Warrantless Nonconsensual Entry to Effectuate Arrest – Attenuation Doctrine
Issue (composed by On Point):
Whether Wisconsin should adopt the rule of New York v. Harris, 495 U.S. 14 (1990) – post-arrest statements following illegal entry supported by probable cause but not exigent circumstances aren’t suppressible if made away from the home.
The court of appeals’ decision does a good job of laying out the competing lines of authority. (The decision is per curiam, but is written as if designed for citability if not publication.
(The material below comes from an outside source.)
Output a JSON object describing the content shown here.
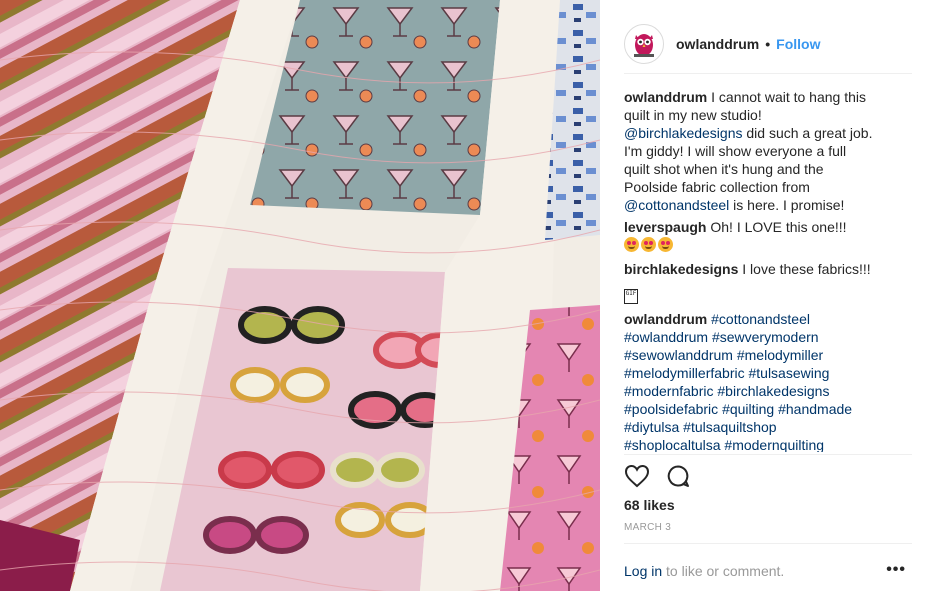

Hard to say why the court didn’t issue a signed opinion, given its detailed analysis.) As suggested, Harris “created a bright-line rule, holding that the remedy was to exclude all physical evidence and statements obtained from inside the home, but to admit any statements obtained outside the home,” slip op., ¶13. However, Wisconsin cases, ¶¶15-17, take a different tack, and apply attenuation analysis to such circumstances. In brief, attenuation analysis permits but doesn’t require suppression; Harris rejects attenuation analysis and precludes suppression as a matter of law. The court of appeals sums up the dilemma (¶18):
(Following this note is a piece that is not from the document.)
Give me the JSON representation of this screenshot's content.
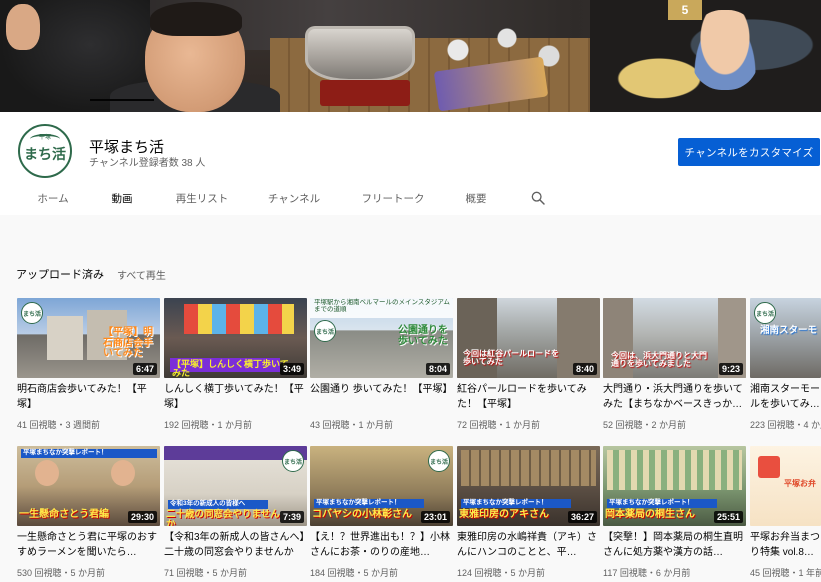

¶18 Thus, application of the Harris rule would lead to the peculiar result that statements obtained after a warrantless home entry and arrest cannot be suppressed under the Brown attenuation analysis, while statements obtained following a warrantless home entry and search can. This result appears contrary to Laasch, where our supreme court indicated, “[W]e believe that the warrantless entry of a dwelling is governed by the same constitutional principles, whether the entry is made to effect a search or an arrest.” Laasch, 84 Wis. 2d at 595; see also Smith, 131 Wis. 2d at 227-28.
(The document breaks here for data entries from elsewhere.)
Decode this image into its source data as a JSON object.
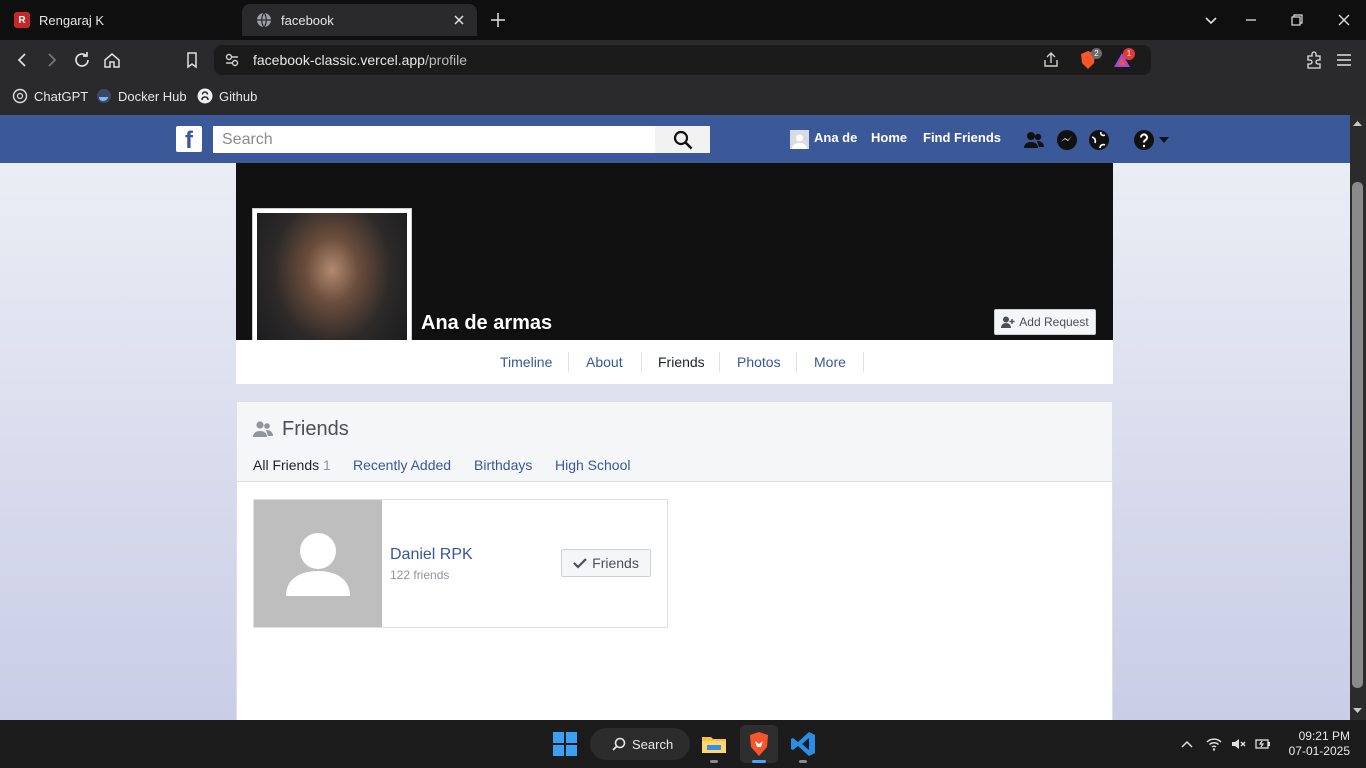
{
  "browser": {
    "tabs": [
      {
        "label": "Rengaraj K",
        "favicon_color": "#c62828",
        "active": false
      },
      {
        "label": "facebook",
        "active": true
      }
    ],
    "url": {
      "host": "facebook-classic.vercel.app",
      "path": "/profile"
    },
    "badges": {
      "brave_shields": "2",
      "rewards": "1"
    },
    "bookmarks": [
      {
        "label": "ChatGPT",
        "icon": "chatgpt-icon"
      },
      {
        "label": "Docker Hub",
        "icon": "docker-icon"
      },
      {
        "label": "Github",
        "icon": "github-icon"
      }
    ]
  },
  "fb": {
    "brand_color": "#3b5998",
    "logo": "f",
    "search_placeholder": "Search",
    "nav": {
      "user": "Ana de",
      "home": "Home",
      "find_friends": "Find Friends"
    },
    "profile": {
      "name": "Ana de armas",
      "add_request": "Add Request",
      "tabs": [
        "Timeline",
        "About",
        "Friends",
        "Photos",
        "More"
      ],
      "active_tab": "Friends"
    },
    "friends": {
      "title": "Friends",
      "tabs": {
        "all": "All Friends",
        "all_count": "1",
        "recent": "Recently Added",
        "birthdays": "Birthdays",
        "high_school": "High School"
      },
      "list": [
        {
          "name": "Daniel RPK",
          "sub": "122 friends",
          "button": "Friends"
        }
      ]
    }
  },
  "taskbar": {
    "search_label": "Search",
    "time": "09:21 PM",
    "date": "07-01-2025"
  }
}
The court of appeals lacks authority to overrule Wisconsin supreme court precedent, hence is compelled to follow Laasch, et al., Harris notwithstanding. The court thus grants relief under the Wisconsin line of authority, which with this grant is now very much at risk. The issue, it should be noted, has certainly been percolating in the court of appeals – only recently, the court “note(d) that when police illegally enter and illegally arrest a defendant in a home, the exclusionary rule does not necessarily bar evidence later obtained away from the home,” State v. Ultsch, 2011 WI App 17, ¶30 n. 6, citing Harris. And now it has been brought to a head.